[Stored entries]
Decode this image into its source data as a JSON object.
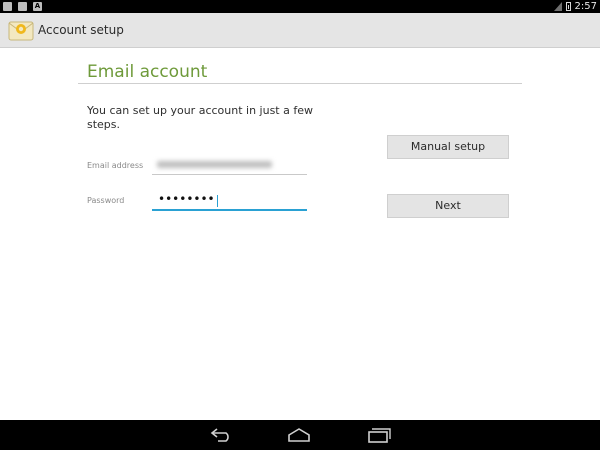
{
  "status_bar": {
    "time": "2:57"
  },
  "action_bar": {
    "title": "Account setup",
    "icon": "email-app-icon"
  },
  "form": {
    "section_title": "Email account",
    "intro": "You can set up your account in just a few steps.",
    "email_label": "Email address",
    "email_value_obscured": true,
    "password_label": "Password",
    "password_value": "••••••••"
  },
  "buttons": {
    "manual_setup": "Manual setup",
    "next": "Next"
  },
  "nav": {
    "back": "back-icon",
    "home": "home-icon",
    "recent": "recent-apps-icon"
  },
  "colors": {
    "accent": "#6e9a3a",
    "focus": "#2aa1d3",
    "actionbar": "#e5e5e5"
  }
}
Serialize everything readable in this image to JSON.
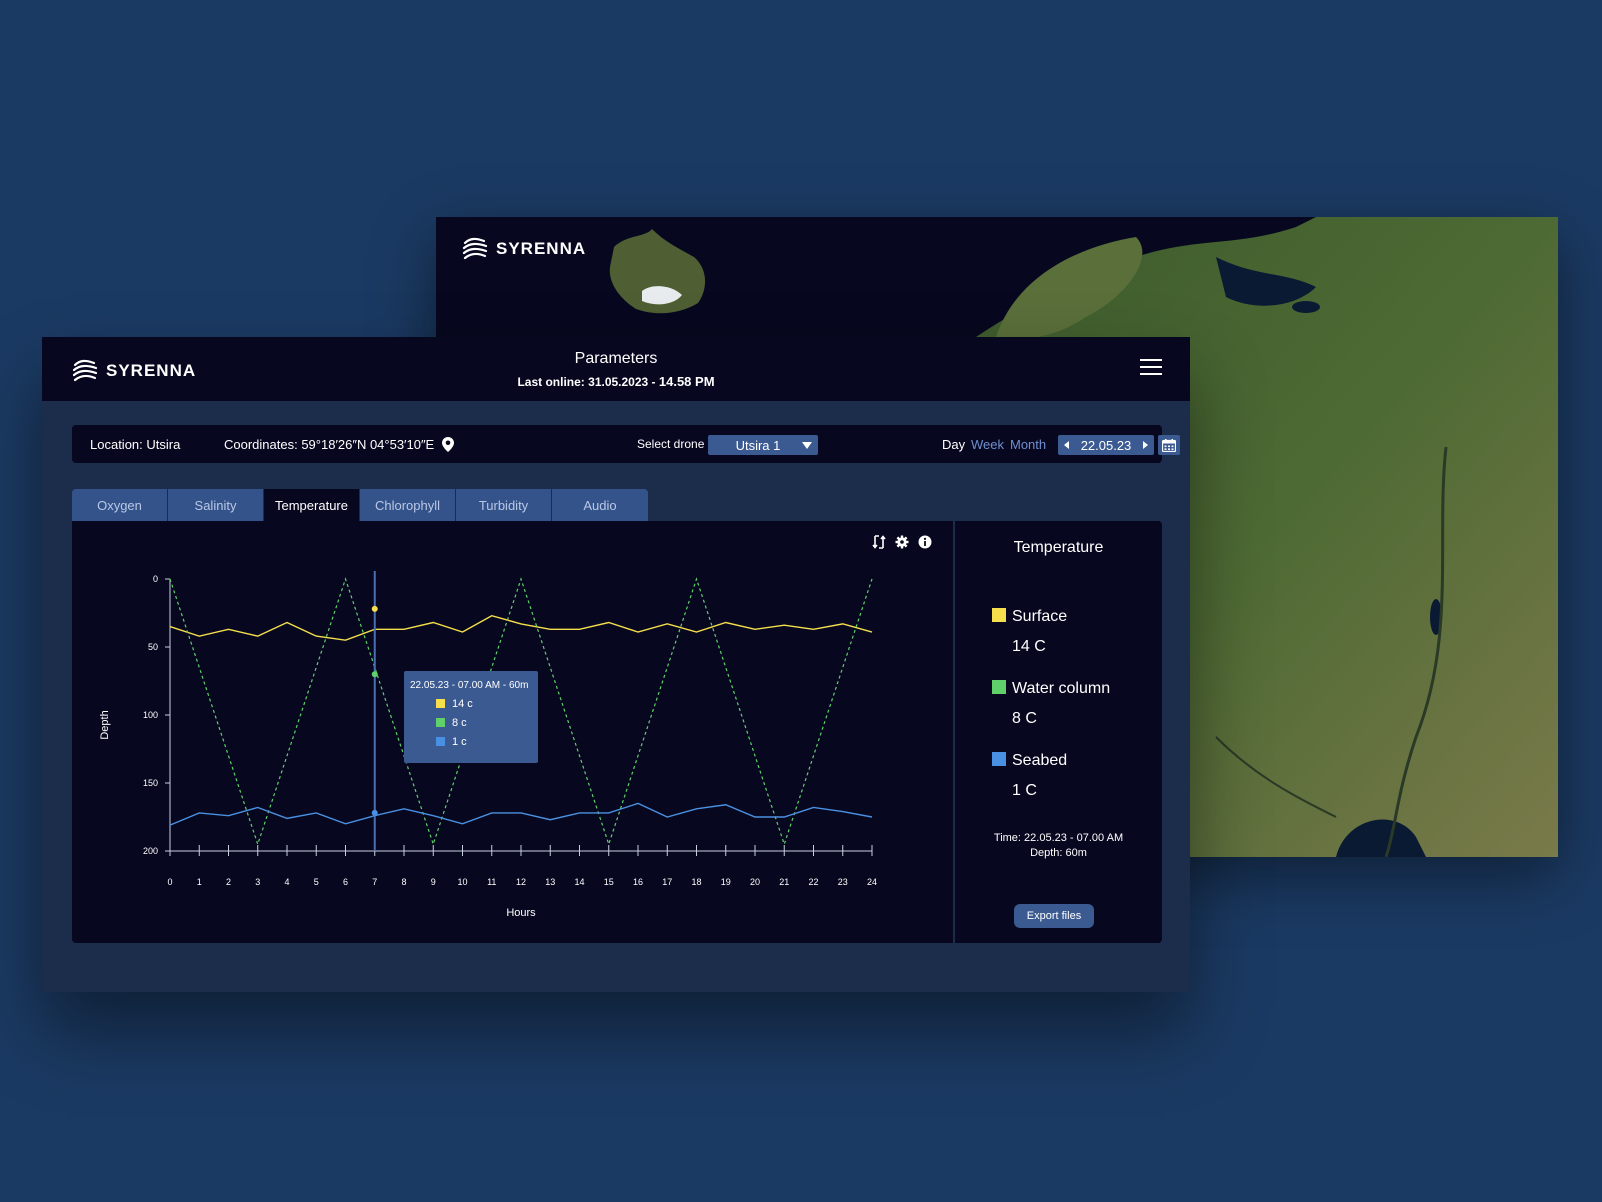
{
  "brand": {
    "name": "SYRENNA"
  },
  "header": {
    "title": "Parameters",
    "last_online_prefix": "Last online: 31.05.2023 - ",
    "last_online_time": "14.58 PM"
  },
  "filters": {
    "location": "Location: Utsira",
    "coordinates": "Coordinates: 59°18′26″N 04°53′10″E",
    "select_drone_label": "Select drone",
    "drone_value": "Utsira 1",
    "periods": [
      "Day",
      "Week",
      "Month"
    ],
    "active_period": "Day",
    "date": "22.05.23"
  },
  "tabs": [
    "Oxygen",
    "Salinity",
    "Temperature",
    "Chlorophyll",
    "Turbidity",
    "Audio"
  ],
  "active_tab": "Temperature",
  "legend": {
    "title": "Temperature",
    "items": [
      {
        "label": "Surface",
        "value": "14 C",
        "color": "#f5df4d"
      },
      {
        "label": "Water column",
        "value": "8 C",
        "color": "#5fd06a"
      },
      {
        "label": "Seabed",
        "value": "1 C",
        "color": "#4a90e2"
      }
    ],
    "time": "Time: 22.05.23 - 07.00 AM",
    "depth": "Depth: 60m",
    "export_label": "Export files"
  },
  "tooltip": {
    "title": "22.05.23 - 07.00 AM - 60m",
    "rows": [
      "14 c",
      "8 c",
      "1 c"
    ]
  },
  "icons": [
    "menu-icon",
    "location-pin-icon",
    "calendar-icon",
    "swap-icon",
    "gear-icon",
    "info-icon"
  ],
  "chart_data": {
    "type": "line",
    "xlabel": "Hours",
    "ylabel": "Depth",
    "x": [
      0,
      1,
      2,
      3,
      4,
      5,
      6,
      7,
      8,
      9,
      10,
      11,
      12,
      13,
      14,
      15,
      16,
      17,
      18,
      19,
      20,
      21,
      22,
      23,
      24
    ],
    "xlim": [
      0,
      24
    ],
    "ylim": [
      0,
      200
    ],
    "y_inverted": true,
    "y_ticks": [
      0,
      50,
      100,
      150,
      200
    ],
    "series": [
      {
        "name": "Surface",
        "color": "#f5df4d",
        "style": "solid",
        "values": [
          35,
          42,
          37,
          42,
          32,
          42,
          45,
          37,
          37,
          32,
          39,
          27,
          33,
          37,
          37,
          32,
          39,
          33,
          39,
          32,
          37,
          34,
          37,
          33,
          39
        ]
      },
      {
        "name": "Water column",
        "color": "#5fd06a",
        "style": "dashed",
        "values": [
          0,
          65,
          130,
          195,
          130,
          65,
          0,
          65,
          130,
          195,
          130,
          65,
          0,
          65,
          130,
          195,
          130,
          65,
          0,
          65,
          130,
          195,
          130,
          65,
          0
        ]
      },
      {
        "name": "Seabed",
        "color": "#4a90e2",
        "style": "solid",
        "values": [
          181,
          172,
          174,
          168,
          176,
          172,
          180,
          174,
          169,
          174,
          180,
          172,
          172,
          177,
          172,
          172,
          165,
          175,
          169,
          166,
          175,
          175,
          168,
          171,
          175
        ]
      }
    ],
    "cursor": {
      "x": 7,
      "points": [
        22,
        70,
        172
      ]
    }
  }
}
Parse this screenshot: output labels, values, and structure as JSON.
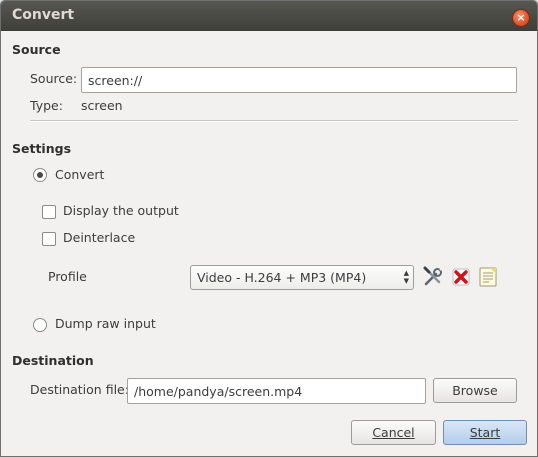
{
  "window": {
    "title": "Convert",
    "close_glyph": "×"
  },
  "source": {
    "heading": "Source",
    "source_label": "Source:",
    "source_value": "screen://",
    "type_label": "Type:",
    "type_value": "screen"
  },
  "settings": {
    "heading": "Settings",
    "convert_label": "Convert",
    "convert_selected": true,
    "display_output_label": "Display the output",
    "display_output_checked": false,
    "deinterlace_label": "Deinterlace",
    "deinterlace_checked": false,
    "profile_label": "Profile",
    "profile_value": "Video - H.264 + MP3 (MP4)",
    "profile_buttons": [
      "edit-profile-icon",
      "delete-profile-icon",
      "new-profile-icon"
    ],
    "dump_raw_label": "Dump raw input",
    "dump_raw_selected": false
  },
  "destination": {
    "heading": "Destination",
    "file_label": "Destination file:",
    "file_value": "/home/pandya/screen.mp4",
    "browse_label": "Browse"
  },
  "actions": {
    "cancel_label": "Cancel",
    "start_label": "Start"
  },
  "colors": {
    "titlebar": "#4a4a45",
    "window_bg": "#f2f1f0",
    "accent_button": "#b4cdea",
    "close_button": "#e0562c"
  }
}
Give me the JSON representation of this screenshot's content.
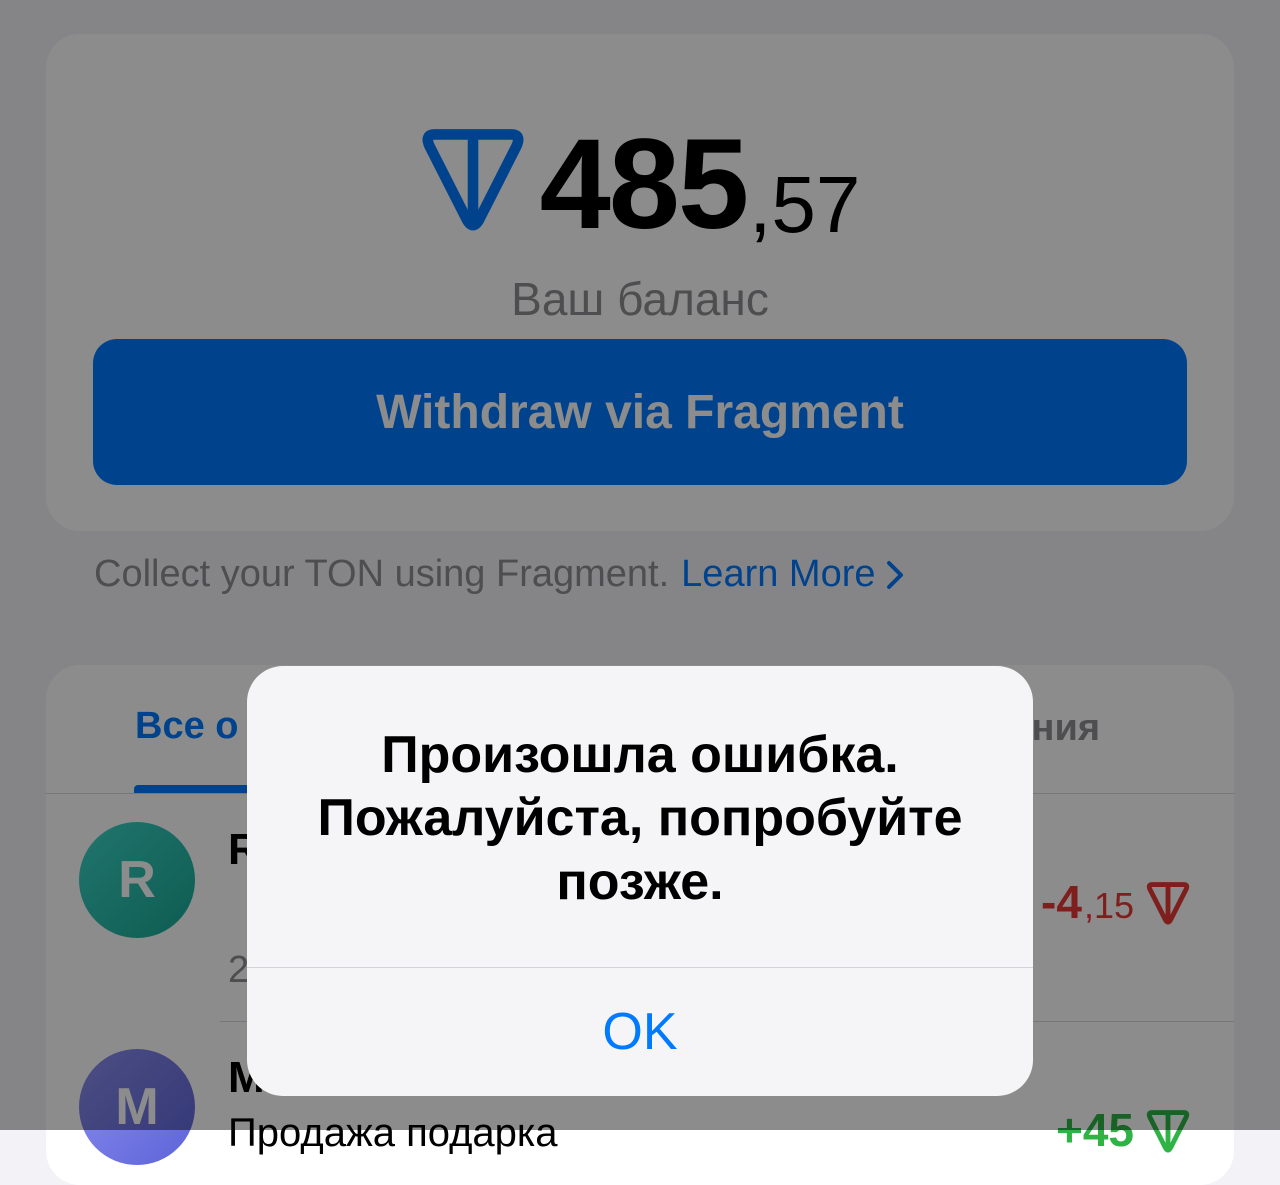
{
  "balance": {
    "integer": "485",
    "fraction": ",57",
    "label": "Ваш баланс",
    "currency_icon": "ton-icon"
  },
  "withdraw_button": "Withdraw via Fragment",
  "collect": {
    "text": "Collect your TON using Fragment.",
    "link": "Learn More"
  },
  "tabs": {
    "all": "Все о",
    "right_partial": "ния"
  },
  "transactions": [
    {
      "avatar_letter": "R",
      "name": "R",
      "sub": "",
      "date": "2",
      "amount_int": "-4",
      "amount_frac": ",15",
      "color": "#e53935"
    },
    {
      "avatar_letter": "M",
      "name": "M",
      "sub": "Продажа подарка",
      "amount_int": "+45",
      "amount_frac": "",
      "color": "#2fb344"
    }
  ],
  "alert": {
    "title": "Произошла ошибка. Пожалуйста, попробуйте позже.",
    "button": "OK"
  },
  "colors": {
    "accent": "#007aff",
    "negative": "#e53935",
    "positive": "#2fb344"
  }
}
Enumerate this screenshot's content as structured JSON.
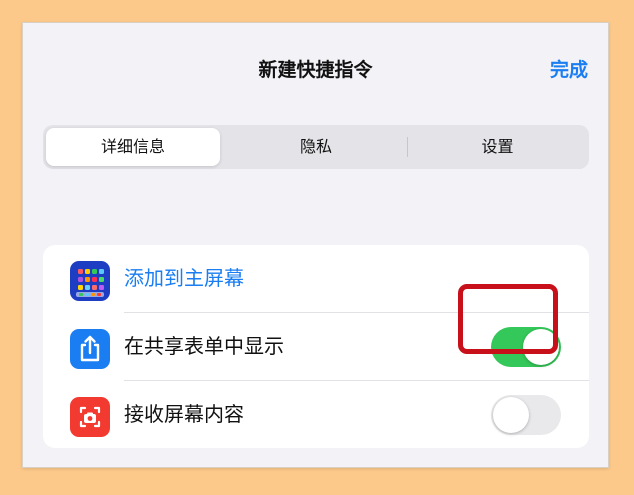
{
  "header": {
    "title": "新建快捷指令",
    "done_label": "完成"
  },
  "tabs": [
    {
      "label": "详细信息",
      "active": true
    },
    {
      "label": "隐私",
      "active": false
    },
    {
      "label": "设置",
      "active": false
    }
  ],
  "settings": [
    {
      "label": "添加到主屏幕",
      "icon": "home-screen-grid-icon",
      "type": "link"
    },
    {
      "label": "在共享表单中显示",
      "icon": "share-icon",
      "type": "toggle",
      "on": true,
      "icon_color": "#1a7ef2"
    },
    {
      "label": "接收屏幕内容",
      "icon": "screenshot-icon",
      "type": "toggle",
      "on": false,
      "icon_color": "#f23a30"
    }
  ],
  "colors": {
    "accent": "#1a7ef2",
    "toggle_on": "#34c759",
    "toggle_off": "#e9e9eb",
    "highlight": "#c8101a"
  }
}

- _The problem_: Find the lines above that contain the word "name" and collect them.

- _Written response_:
    "name": "SYRENNA"
        "name": "Surface",
        "name": "Water column",
        "name": "Seabed",
      "name": "R",
      "name": "M",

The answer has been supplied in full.